[Records contained in a dataset]

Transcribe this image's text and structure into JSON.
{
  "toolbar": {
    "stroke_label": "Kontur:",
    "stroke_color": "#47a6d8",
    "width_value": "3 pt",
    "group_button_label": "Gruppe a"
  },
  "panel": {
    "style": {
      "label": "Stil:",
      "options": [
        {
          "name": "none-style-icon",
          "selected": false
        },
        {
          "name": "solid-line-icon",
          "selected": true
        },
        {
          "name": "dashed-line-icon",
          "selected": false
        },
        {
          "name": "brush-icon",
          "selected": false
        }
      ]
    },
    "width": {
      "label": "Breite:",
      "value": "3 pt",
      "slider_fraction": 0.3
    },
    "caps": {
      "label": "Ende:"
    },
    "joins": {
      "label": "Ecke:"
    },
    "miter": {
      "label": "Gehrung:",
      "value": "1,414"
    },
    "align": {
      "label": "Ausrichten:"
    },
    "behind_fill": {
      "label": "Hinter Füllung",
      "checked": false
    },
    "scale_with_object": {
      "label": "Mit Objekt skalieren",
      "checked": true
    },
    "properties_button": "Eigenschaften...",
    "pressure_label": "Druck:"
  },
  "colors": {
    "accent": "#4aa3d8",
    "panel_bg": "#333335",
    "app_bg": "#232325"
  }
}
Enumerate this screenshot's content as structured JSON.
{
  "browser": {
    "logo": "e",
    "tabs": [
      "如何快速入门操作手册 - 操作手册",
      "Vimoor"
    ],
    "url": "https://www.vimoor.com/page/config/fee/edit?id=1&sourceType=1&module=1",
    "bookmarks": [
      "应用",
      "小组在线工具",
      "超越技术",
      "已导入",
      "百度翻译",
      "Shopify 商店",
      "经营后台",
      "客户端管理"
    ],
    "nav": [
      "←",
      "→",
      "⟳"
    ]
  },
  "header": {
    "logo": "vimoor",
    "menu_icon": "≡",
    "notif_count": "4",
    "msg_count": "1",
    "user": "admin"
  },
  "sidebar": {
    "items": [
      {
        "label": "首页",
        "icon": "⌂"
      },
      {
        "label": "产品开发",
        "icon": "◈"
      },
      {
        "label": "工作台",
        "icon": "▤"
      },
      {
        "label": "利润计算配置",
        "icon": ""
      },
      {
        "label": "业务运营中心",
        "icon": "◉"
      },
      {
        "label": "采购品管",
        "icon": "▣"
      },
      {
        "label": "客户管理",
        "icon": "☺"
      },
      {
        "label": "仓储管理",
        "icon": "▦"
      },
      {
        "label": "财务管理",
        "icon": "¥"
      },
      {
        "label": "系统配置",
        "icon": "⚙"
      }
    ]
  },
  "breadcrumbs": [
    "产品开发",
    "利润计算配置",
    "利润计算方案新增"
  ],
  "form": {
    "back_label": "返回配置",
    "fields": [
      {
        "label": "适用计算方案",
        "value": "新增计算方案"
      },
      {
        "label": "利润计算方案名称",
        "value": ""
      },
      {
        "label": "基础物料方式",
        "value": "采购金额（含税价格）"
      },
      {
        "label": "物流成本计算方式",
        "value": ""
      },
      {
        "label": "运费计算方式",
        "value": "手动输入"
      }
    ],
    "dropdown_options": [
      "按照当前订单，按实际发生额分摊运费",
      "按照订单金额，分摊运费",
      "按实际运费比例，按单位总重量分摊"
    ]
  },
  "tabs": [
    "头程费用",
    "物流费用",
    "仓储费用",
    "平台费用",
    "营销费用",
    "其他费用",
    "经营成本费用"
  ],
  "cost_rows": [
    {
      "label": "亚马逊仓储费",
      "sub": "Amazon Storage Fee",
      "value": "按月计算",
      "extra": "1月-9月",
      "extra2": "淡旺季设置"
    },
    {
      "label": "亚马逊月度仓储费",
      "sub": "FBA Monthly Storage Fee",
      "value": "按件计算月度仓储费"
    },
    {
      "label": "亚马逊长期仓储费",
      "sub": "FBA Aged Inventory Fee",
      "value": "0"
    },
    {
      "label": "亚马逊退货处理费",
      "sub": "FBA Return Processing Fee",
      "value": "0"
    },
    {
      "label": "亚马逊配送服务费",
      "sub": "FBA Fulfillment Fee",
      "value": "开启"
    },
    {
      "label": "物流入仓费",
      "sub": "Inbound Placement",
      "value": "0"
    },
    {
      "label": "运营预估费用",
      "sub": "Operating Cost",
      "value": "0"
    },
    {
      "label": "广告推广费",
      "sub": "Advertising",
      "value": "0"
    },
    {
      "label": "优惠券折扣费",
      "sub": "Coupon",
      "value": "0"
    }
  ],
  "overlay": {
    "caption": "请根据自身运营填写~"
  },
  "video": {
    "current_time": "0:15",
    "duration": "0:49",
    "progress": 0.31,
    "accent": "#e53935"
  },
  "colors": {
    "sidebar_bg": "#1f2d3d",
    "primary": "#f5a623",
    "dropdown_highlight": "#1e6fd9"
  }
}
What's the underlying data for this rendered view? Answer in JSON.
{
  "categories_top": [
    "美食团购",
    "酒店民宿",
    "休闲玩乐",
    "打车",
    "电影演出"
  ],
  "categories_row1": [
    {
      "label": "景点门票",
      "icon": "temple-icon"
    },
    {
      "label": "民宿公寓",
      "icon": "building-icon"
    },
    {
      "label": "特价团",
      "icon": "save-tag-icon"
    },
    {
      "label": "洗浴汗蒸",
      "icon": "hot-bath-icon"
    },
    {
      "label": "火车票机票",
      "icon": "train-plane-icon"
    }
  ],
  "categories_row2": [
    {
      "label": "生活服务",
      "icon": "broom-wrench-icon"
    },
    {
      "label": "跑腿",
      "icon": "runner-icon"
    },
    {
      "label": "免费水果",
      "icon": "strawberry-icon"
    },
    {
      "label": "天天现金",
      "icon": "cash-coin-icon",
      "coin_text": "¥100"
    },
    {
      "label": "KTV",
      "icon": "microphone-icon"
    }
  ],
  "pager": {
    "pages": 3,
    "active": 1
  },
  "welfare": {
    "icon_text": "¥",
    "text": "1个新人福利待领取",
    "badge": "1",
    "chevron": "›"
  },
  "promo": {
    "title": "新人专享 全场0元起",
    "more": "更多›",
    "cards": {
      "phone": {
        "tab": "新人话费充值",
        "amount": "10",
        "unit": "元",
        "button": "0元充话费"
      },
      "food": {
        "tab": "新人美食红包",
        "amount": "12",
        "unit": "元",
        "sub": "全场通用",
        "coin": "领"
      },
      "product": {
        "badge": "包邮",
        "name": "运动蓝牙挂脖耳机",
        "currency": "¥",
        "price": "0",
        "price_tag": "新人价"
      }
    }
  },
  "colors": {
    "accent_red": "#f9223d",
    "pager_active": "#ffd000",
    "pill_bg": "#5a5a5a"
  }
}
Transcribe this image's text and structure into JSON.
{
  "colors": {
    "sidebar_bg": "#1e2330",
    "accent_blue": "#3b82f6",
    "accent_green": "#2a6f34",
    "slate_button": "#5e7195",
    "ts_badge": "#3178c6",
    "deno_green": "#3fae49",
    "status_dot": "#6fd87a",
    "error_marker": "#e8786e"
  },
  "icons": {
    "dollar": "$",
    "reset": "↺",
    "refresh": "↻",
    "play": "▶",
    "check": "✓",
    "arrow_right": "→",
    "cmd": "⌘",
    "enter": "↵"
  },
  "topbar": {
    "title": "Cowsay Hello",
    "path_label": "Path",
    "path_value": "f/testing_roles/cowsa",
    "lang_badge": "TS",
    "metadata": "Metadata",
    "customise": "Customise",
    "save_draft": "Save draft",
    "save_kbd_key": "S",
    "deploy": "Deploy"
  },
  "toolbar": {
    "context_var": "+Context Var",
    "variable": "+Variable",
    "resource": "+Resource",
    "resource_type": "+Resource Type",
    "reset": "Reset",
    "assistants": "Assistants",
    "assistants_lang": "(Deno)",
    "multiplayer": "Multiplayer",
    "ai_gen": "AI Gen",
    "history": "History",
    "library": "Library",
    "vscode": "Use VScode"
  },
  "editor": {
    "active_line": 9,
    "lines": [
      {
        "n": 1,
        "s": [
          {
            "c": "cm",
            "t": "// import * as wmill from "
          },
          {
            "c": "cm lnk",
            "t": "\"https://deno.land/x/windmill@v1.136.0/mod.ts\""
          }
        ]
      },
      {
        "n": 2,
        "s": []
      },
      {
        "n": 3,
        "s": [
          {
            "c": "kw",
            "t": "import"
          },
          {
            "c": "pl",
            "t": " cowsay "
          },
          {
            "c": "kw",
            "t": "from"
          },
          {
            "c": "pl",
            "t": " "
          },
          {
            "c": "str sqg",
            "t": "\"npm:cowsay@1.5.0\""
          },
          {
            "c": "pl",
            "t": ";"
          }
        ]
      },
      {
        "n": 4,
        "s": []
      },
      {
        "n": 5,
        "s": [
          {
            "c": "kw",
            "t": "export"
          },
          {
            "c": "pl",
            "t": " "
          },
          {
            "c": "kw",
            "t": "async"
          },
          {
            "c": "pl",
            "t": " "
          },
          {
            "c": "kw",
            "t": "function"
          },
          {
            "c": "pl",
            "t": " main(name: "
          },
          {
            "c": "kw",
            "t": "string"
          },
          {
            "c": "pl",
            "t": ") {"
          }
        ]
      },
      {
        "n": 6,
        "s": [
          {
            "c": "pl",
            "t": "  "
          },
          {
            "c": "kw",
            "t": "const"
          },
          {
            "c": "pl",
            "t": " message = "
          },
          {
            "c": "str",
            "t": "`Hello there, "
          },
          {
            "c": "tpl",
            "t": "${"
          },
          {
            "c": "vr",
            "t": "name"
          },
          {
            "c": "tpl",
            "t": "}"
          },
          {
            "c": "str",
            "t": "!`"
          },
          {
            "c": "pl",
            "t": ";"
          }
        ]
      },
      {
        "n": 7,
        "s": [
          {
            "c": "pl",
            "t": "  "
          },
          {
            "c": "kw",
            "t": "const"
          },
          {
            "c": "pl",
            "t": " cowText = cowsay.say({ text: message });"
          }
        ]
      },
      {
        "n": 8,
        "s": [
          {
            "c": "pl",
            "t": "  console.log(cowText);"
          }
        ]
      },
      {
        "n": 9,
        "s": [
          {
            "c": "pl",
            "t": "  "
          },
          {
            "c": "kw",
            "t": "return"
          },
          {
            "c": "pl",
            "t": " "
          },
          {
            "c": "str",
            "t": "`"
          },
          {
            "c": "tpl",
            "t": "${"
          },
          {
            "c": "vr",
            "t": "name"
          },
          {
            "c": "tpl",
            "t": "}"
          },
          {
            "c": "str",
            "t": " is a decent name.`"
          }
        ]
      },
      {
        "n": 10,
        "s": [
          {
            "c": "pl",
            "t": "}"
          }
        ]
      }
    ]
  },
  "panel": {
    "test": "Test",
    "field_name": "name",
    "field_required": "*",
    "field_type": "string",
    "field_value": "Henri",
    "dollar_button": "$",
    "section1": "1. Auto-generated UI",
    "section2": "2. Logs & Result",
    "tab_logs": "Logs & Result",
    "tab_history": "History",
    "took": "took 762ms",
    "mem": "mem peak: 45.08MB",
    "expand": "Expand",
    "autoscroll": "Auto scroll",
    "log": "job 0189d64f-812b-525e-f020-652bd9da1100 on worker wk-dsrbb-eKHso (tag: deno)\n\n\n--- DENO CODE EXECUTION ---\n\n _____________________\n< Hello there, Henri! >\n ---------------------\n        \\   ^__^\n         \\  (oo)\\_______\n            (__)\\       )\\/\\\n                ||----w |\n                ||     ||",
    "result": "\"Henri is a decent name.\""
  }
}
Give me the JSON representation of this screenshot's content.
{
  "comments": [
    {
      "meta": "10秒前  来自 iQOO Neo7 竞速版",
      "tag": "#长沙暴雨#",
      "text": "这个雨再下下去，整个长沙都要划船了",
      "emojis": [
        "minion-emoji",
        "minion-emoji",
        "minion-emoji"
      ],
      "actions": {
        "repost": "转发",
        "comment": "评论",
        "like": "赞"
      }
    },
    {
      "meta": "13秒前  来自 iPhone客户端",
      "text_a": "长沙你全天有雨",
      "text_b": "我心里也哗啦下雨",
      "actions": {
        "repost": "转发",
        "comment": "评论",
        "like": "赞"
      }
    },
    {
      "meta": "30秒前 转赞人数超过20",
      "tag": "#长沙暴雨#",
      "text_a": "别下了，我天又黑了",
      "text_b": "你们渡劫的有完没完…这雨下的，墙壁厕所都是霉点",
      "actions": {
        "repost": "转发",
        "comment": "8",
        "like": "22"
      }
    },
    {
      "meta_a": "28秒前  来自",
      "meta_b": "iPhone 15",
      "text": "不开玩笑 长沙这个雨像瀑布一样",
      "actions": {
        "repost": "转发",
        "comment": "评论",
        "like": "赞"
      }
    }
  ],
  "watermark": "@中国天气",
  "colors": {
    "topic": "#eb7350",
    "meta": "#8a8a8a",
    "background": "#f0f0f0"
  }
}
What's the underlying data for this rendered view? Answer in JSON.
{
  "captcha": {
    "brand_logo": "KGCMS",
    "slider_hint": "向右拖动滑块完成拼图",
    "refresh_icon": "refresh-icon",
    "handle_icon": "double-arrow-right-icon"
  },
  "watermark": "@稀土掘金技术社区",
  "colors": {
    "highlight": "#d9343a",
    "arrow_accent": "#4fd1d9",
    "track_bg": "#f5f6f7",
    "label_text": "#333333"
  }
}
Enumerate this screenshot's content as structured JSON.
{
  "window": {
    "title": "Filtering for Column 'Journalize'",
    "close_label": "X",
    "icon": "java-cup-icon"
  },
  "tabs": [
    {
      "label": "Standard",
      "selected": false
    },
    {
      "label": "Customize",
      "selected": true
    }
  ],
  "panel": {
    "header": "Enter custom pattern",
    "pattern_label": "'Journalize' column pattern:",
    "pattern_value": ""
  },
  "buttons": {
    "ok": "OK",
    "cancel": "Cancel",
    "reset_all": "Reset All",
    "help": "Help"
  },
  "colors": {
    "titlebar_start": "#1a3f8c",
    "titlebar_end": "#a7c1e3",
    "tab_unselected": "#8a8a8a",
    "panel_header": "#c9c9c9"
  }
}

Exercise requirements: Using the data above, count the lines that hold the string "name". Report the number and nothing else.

Expected answer: 11